The Problem With Death Knight

Article written by PeacefulSea.

When Blizzard announced a new class, Death Knight, would be added to Hearthstone starting with the new set, March of The Lich King, the Hearthstone player base was ecstatic. Other than the initial launch where it was overpowered, Demon Hunter has been a fantastic addition to Hearthstone, and hype began to grow about what new decks and play styles would be possible with the new class. Unlike other Hearthstone classes, Death Knight utilizes a rune system that adds another layer of deck building complexity that many players had been asking for. However, there was always the fear that Blizzard would over tune the cards, and ladder would become nothing but Death Knights, until the inevitable nerfs brought its power level back to a healthier level. 

Well, suffice to say, that did NOT happen.  

Death Knight currently sits at 7th in win rate on HSReplay. When you look through the top current decks, it becomes apparent that only Triple Blood Death Knight control is really making any sort of meta impact, where it is barely hanging on at the bottom of tier 2. 

Frost and Unholy are even worse, with Unholy in Tier 3 and Frost buried at the bottom of Tier 4. Even though it is early, a discouraging trend is revealing itself: Although Death Knight is fun, flavorful, and brings a lot of fun new twists to deckbuilding, it doesn’t have the raw power necessary to compete with the top decks in the metagame.

A quick look through the top current decks makes it clear why. Demon Hunter, Druid, Rogue, and Warlock, the four top classes currently, have a distinct advantage on nearly every axis. Broken card draw like Impending Catastrophe in Warlock or Relic of Dimensions in Demon Hunter; insane mana cheating like the new Druid legendary Anub’Rekhan; the list goes on. Death Knight simply doesn’t have the tools in its arsenal to compete consistently with what the top decks in the format are doing.

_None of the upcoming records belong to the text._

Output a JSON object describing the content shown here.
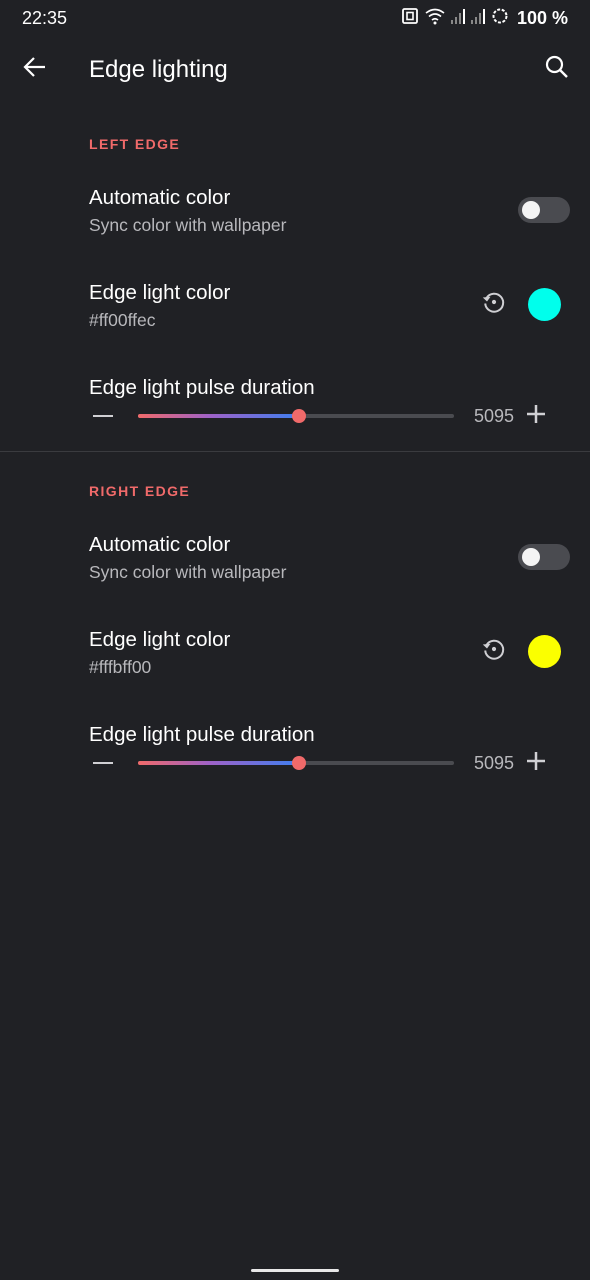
{
  "status_bar": {
    "time": "22:35",
    "battery": "100 %",
    "icons": [
      "nfc-icon",
      "wifi-icon",
      "signal-icon",
      "signal-icon",
      "battery-saver-icon"
    ]
  },
  "app_bar": {
    "title": "Edge lighting",
    "back_icon": "arrow-back-icon",
    "search_icon": "search-icon"
  },
  "sections": [
    {
      "header": "LEFT EDGE",
      "auto_color": {
        "title": "Automatic color",
        "summary": "Sync color with wallpaper",
        "enabled": false
      },
      "edge_color": {
        "title": "Edge light color",
        "summary": "#ff00ffec",
        "swatch": "#00ffec",
        "reset_icon": "reset-icon"
      },
      "pulse": {
        "title": "Edge light pulse duration",
        "value": "5095",
        "fraction": 0.51
      }
    },
    {
      "header": "RIGHT EDGE",
      "auto_color": {
        "title": "Automatic color",
        "summary": "Sync color with wallpaper",
        "enabled": false
      },
      "edge_color": {
        "title": "Edge light color",
        "summary": "#fffbff00",
        "swatch": "#fbff00",
        "reset_icon": "reset-icon"
      },
      "pulse": {
        "title": "Edge light pulse duration",
        "value": "5095",
        "fraction": 0.51
      }
    }
  ],
  "colors": {
    "accent": "#f06a6a",
    "background": "#202125",
    "toggle_off": "#4a4b50"
  }
}
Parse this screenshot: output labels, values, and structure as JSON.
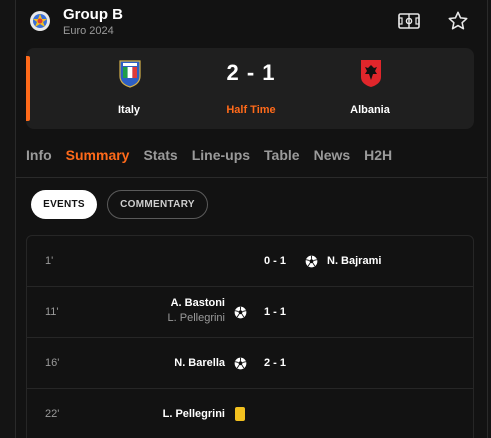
{
  "header": {
    "title": "Group B",
    "subtitle": "Euro 2024",
    "league_logo_icon": "euro-2024-logo",
    "pitch_icon": "pitch-icon",
    "favorite_icon": "star-icon"
  },
  "match": {
    "home_team": "Italy",
    "away_team": "Albania",
    "score": "2 - 1",
    "status": "Half Time",
    "status_color": "#ff6a1a"
  },
  "tabs": [
    {
      "label": "Info",
      "active": false
    },
    {
      "label": "Summary",
      "active": true
    },
    {
      "label": "Stats",
      "active": false
    },
    {
      "label": "Line-ups",
      "active": false
    },
    {
      "label": "Table",
      "active": false
    },
    {
      "label": "News",
      "active": false
    },
    {
      "label": "H2H",
      "active": false
    }
  ],
  "filters": {
    "events_label": "EVENTS",
    "commentary_label": "COMMENTARY",
    "selected": "EVENTS"
  },
  "events": [
    {
      "minute": "1'",
      "side": "away",
      "type": "goal",
      "player": "N. Bajrami",
      "assist": "",
      "score": "0 - 1"
    },
    {
      "minute": "11'",
      "side": "home",
      "type": "goal",
      "player": "A. Bastoni",
      "assist": "L. Pellegrini",
      "score": "1 - 1"
    },
    {
      "minute": "16'",
      "side": "home",
      "type": "goal",
      "player": "N. Barella",
      "assist": "",
      "score": "2 - 1"
    },
    {
      "minute": "22'",
      "side": "home",
      "type": "yellow-card",
      "player": "L. Pellegrini",
      "assist": "",
      "score": ""
    }
  ],
  "colors": {
    "accent": "#ff6a1a",
    "background": "#121212",
    "card": "#1f1f1f",
    "yellow_card": "#f2c01f"
  }
}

All hope isn’t lost. Unlike with the other classes, Death Knight doesn’t have an established set of cards from prior sets that players know work. Druid, for example, has the tried and true curve of Wild Growth into Nourish. Demon Hunter has the Relic package. With Death Knight there is still a great deal of experimentation going on, and no consensus “best cards” to be running. Unholy swarm decks in particular have seen a constant shift, slowly growing more and more aggressive as players have tested with the cards. There’s hope that in time, players will figure these things out and allow Death Knight to grow more prevalent in the metagame. 

Moving forward, however, there is reason for concern. If Death Knight does not find its footing, new sets and mini sets will have a harder and harder time making an impact. Death Knight has three distinct flavors of decks, plus the possible rune combinations you can play, which makes it harder to print relevant cards for each archetype every expansion. 

The excitement around Death Knight remains high, and players are still finding the best possible decks and combinations of decks possible. Can Death Knight find its footing in the top tier of the metagame? Or will it continue to struggle? And how will Blizzard keep every archetype relevant with three distinct runes and only 10 cards per expansion? I’m holding out hope. For the Lich King’s sake.


A competitive esports organization to provide support, mentoring, stream assistance and game training to its roster members. Follow us on Twitter @HypeHorizen, Instagram @HypeHorizen and YouTube @HypeHorizen

You May Also Like

Leave a Reply

Your email address will not be published. Required fields are marked *

Cart | Close this Window by Clicking the X in Top Right